  • Taylor, A. F., Kuo, F. E., & Sullivan, W. C. (2001). Coping with add: The surprising connection to green play settings. Environment and Behavior, 33(1), 54–77. https://doi.org/10.1177/00139160121972864.

    Article  Google Scholar 

  • Tennessen, C. M., & Cimprich, B. (1995). Views to nature: Effects on attention. Journal of Environmental Psychology, 15(1), 77–85.

    Article  Google Scholar 

  • Thackray, R. I., Powell Bailey, J., & Mark Touchstone, R. (2007). The effect of increased monitoring load on vigilance performance using a simulated radar display. Ergonomics, 22(5), 529–539.

    Article  Google Scholar 

  • Theorell, T., Hammarström, A., Aronsson, G., Träskman Bendz, L., Grape, T., Hogstedt, C., et al. (2015). A systematic review including meta-analysis of work environment and depressive symptoms. BMC Public Health, 15(738). https://doi.org/10.1186/s12889-015-1954-4.

  • Tse, M. M. Y., Ng, J. K. F., Chung, J. W. Y., & Wong, T. K. S. (2002). The effect of visual stimuli on pain threshold and tolerance. Journal of Clinical Nursing, 11(4), 462–469. https://doi.org/10.1046/j.1365-2702.2002.00608.x.

    Article  PubMed  Google Scholar 

  • Ulrich, R. (1984). View through a window may influence recovery. Science, 224(4647), 224–225.

    Article  Google Scholar 

  • Ulrich, R. S. (1979). Visual landscapes and psychological well-being. Landscape Research, 4(1), 17–23. https://doi.org/10.1080/01426397908705892.

    Article  Google Scholar 

  • van Dillen, S. M. E., de Vries, S., Groenewegen, P. P., & Spreeuwenberg, P. (2012). Greenspace in urban neighbourhoods and residents’ health: Adding quality to quantity. Journal of Epidemiology and Community Health, 66(6), e8–e8. https://doi.org/10.1136/jech.2009.104695.

    Article  PubMed  Google Scholar 

  • Velarde, M. D., Fry, G., & Tveit, M. (2007). Health effects of viewing landscapes – Landscape types in environmental psychology. Urban Forestry & Urban Greening, 6(4), 199–212. https://doi.org/10.1016/j.ufug.2007.07.001.

    Article  Google Scholar 

  • Wells, N. M., & Evans, G. W. (2003). Nearby nature a buffer of life stress among rural children. Environment and Behavior, 35(3), 311–330.

    Article  Google Scholar 

Download references

Acknowledgements

This study was funded by the Center for Disease Control and Prevention (CDC)/ National Institute of Occupational Safety and Health (NIOSH) through the Sunshine Education and Research Center (ERC) at USF (5T42OH008438-13). The views and opinions in this article are those of the author and do not reflect the opinion of NIOSH nor USF.

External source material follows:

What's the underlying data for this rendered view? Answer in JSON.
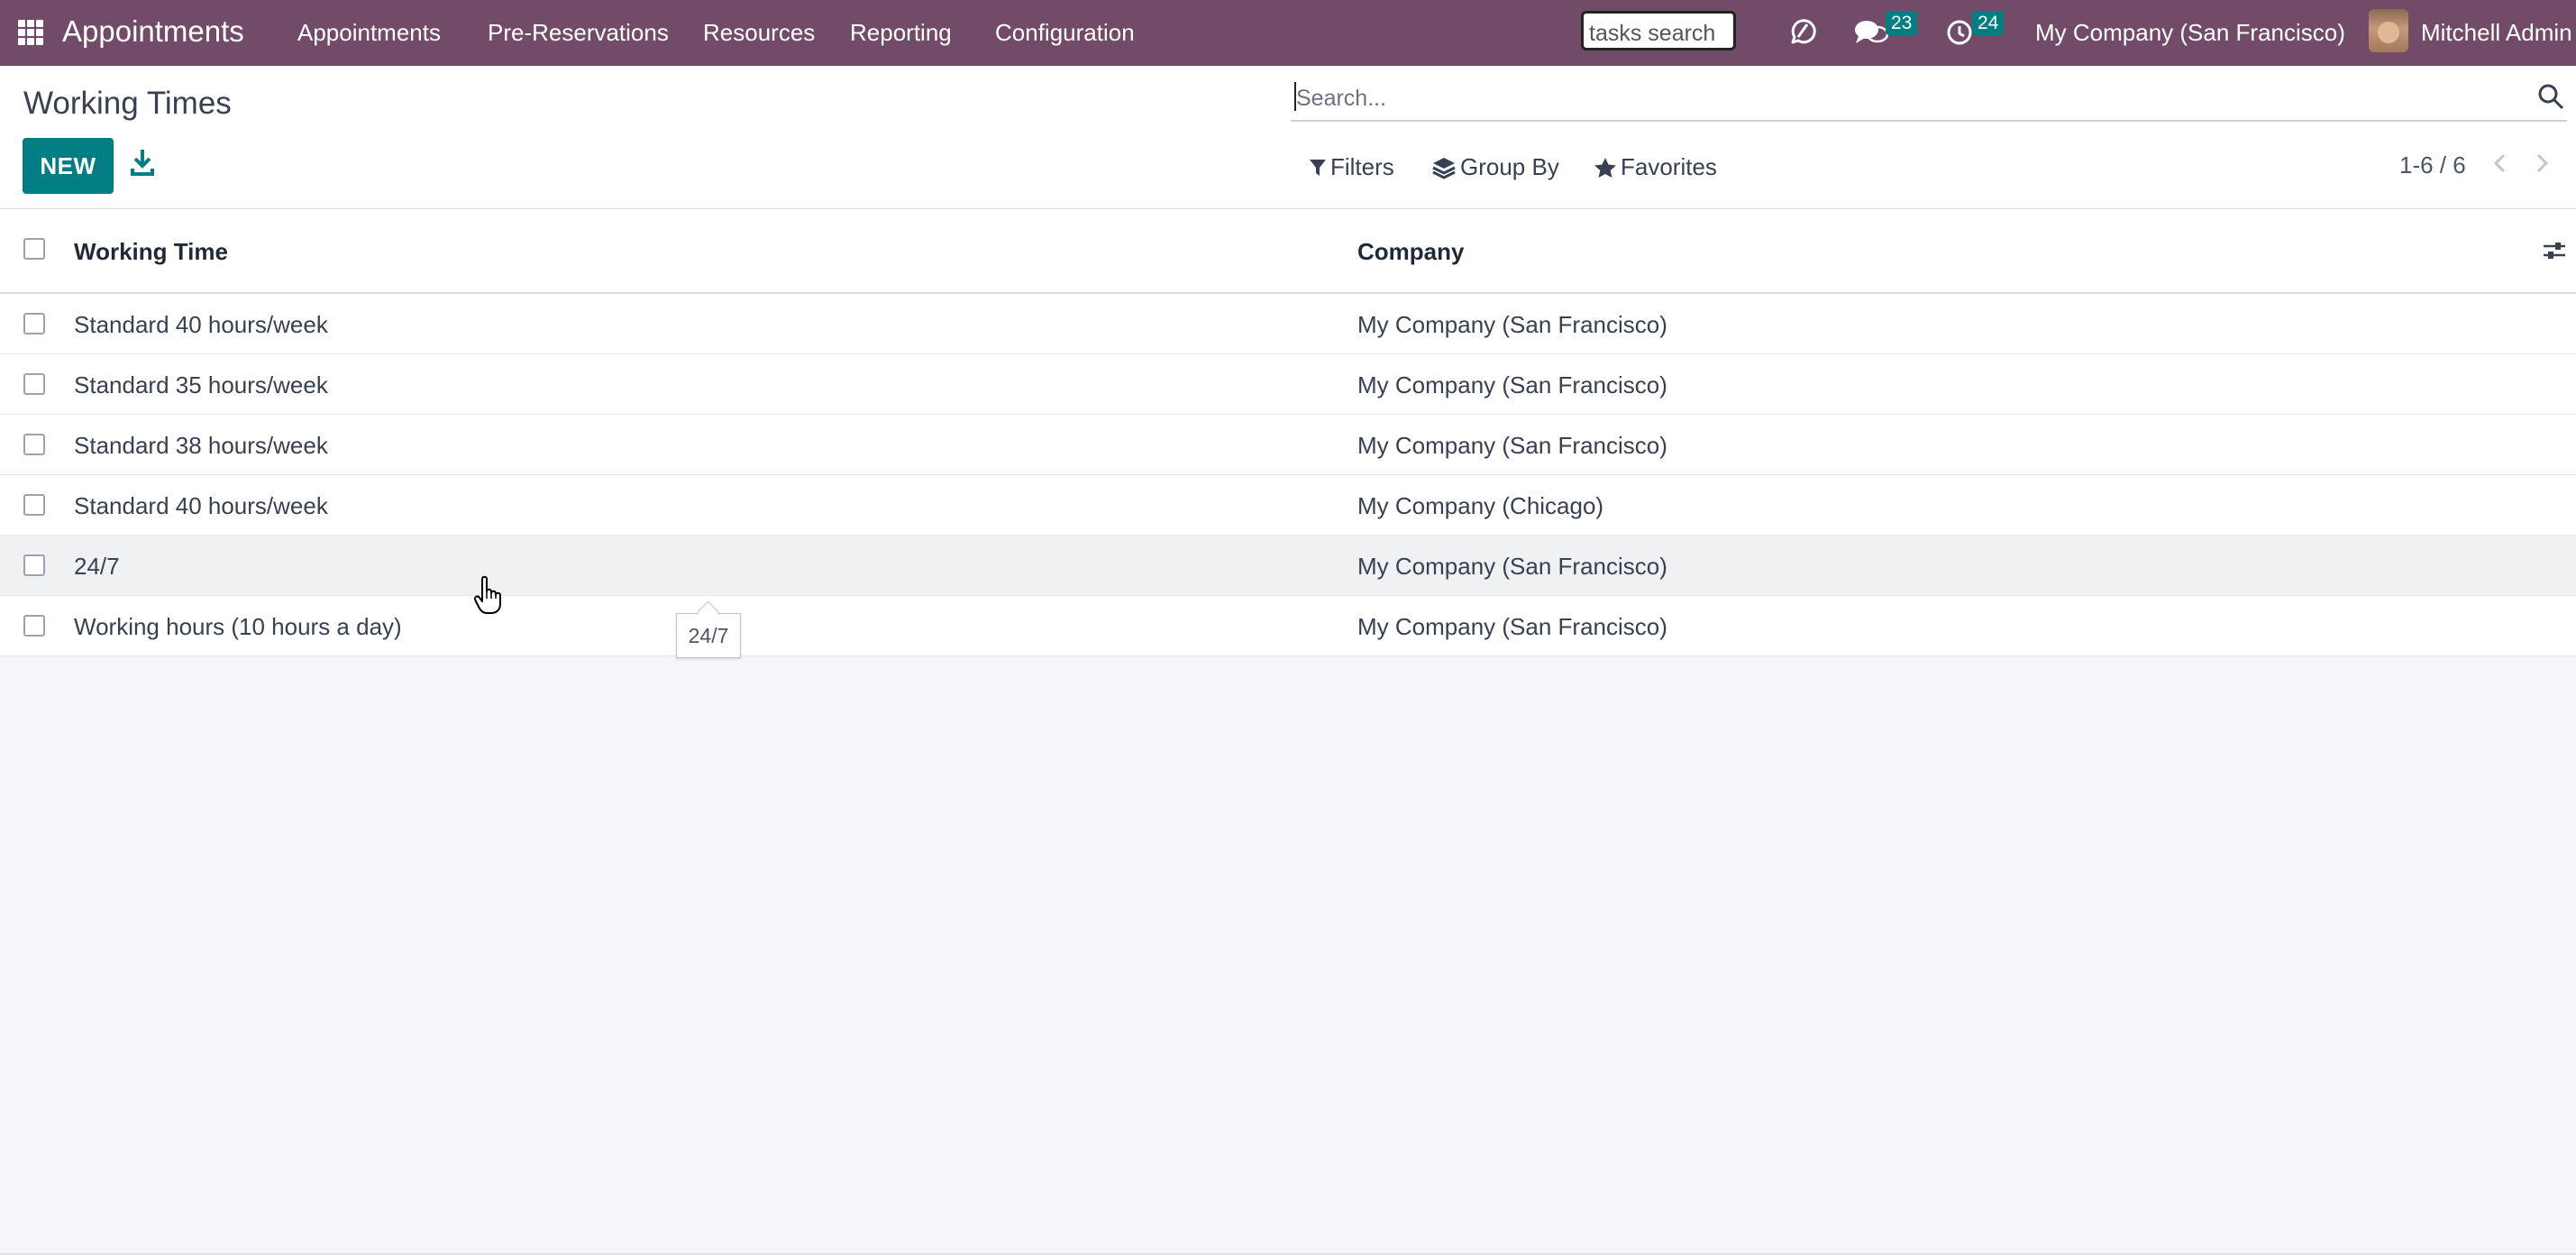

Author information

Authors and Affiliations

Authors

Corresponding author

Correspondence to Arieana Thompson.

Additional information

Publisher’s Note

Springer Nature remains neutral with regard to jurisdictional claims in published maps and institutional affiliations.

Appendix

Appendix

Table 1 Means, standard deviations, and intercorrelations of variables
Table 2 Directed attention as a mediator of the nature at work – strain relationship

Rights and permissions

Reprints and Permissions

About this article

Verify currency and authenticity via CrossMark

Cite this article

Thompson, A., Bruk-Lee, V. Naturally! Examining Nature’s Role in Workplace Strain Reduction. Occup Health Sci 3, 23–43 (2019). https://doi.org/10.1007/s41542-019-00033-5

Download citation

  • Published:

  • Issue Date:

  • DOI: https://doi.org/10.1007/s41542-019-00033-5

Keywords

  • Nature
  • Occupational stress
  • Organizational context
  • Job resources